No timetable yet for Astros outfielder's return following right wrist fracture

Springer cleared to resume baseball activities

HOUSTON -- On Friday, six weeks and two days after his right wrist was fractured when he was hit by a pitch, outfielder George Springer was cleared by doctors to resume baseball activities.

Springer, who was hitting .264 with 13 homers when he went on the disabled list on July 2, said there is no timetable for a rehab assignment or a possible return to the Astros' outfield, but the news was nonetheless welcome.

"I didn't really know what to do, to be honest with you," Springer said of his reaction when he was cleared. "I prepared myself for 'no' and 'yes' and I got told yes. It was kind of a relief. It's been hard these last six weeks to not be able to play or go out there with these guys, but I'm almost there."
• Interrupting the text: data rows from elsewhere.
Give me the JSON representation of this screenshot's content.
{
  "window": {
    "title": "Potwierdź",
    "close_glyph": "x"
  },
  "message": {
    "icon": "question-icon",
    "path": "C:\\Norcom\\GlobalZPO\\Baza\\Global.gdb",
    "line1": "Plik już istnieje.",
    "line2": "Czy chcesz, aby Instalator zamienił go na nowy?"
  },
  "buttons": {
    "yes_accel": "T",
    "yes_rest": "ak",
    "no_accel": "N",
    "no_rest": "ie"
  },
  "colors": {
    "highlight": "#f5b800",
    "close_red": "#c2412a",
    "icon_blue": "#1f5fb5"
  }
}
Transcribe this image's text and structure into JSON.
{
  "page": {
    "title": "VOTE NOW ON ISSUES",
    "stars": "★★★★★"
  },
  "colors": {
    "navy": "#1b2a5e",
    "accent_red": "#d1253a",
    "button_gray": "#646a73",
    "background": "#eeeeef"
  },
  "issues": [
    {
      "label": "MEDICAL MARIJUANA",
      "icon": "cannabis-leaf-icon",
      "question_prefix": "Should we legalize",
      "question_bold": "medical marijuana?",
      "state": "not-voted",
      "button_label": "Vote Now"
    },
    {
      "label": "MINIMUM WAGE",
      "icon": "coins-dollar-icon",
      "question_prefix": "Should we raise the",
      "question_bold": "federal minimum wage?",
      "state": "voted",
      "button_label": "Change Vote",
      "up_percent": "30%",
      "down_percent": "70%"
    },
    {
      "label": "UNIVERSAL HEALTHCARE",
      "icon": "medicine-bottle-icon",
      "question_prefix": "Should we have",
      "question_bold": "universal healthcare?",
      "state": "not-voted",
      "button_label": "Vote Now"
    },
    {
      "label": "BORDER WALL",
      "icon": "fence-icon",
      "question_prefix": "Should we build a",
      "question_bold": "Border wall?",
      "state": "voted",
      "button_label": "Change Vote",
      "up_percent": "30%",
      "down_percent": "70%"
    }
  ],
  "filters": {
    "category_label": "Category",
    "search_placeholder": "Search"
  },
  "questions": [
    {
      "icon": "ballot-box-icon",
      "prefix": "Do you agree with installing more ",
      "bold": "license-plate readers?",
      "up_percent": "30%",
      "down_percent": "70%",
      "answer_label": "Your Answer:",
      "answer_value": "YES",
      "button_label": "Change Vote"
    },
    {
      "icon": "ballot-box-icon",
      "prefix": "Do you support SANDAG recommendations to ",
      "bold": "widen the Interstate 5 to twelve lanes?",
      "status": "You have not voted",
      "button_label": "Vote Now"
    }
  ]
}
Springer, who was not wearing a cast when he spoke to reporters on Friday, said a removable cast will still be necessary at times and that he'd probably wear protective padding on his wrist.

General manager Jeff Luhnow spoke with doctors after Springer's appointment and learned that Springer's progress exceeded the Astros' expectations.

"His charisma and the other elements of his personality that help in the clubhouse and dugout are still there," Luhnow said. "But we miss the player George Springer on the field. Normally, [being on the DL is] a time of frustration, and it's hard for a player not to express his frustration outwardly. But George did everything he could do to help his teammates while he was not able to play on the field. That's all you can ask, and for that [from] a second-year guy is impressive."

Manager A.J. Hinch was anxious before Springer's appointment, but the news gives both him and his training staff a clearer plan of action.

"To get the news that we can start to progress him is the best news we could get," Hinch said. "Moving forward we're going to be more aggressive in some baseball activities. He's going to throw, eventually he'll pick up a bat, he'll start to move around a little bit and feel like a baseball player again. Until we take baby steps toward baseball activity, we're not sure what or how quickly it's going to come about."

Hinch shied away from making any declarations or timetables for when Springer could begin swinging a bat, but he did indicate that throwing would start right away. Springer had been running and doing other cardiovascular work in the few weeks leading up to the appointment.

Springer kept the same cautious demeanor as his manager when asked about a possible September return.

"I would say I have to stick with what I'm told to do," Springer said. "I'm obviously hopeful to be back as soon as I can. It's exciting to have a shot at getting to go out and compete with these guys. It's been hard not tp, and hopefully soon I'll be out there again."

Chandler Rome is an associate reporter for MLB.com. This story was not subject to the approval of Major League Baseball or its clubs.